= About this exercise =
Scan the material for the word "title", and copy each line where it shows up.

= Supplied data =
====================
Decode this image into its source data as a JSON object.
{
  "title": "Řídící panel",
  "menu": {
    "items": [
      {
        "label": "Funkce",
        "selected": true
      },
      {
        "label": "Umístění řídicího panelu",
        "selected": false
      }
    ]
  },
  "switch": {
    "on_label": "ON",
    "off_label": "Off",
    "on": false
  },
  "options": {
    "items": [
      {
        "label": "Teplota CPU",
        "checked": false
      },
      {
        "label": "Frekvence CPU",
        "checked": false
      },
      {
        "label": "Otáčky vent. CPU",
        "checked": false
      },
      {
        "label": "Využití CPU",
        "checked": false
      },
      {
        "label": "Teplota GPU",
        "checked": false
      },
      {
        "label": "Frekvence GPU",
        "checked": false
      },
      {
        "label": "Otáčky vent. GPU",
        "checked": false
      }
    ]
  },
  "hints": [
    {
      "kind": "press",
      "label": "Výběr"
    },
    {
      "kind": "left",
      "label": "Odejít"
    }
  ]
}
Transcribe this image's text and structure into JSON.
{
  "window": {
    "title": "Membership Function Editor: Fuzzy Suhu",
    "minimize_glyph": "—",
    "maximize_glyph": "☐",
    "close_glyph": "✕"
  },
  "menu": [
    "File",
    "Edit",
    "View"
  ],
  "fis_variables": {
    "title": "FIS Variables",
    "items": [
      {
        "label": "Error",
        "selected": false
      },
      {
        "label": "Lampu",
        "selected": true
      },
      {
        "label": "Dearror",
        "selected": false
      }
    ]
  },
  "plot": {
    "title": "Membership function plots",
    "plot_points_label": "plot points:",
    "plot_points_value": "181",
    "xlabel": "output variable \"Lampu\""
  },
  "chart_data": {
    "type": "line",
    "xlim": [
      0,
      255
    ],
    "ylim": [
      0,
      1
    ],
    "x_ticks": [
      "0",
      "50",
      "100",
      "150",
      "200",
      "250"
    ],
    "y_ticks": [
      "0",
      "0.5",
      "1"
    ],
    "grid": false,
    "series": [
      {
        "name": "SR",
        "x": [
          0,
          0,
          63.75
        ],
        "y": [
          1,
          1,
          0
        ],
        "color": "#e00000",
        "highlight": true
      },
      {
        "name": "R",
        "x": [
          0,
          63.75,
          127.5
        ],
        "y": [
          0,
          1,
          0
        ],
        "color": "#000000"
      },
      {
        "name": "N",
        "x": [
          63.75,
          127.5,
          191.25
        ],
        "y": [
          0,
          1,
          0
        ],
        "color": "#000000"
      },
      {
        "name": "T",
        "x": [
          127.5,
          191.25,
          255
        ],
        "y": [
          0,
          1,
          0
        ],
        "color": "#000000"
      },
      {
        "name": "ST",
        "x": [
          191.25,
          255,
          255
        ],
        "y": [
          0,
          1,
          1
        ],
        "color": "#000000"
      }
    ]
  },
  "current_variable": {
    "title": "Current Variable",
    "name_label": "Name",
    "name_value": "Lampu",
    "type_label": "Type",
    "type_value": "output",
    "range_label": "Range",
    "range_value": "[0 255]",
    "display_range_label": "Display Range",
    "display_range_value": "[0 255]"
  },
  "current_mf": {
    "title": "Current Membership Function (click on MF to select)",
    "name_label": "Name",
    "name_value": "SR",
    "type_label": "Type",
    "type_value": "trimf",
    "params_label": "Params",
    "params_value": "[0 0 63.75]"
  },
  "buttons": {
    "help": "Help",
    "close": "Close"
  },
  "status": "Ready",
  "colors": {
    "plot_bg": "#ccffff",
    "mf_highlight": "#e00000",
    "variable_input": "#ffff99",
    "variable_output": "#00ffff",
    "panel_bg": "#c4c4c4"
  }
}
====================
= Answer section =
  "title": "Řídící panel",
    "title": "Membership Function Editor: Fuzzy Suhu",
    "title": "FIS Variables",
    "title": "Membership function plots",
    "title": "Current Variable",
    "title": "Current Membership Function (click on MF to select)",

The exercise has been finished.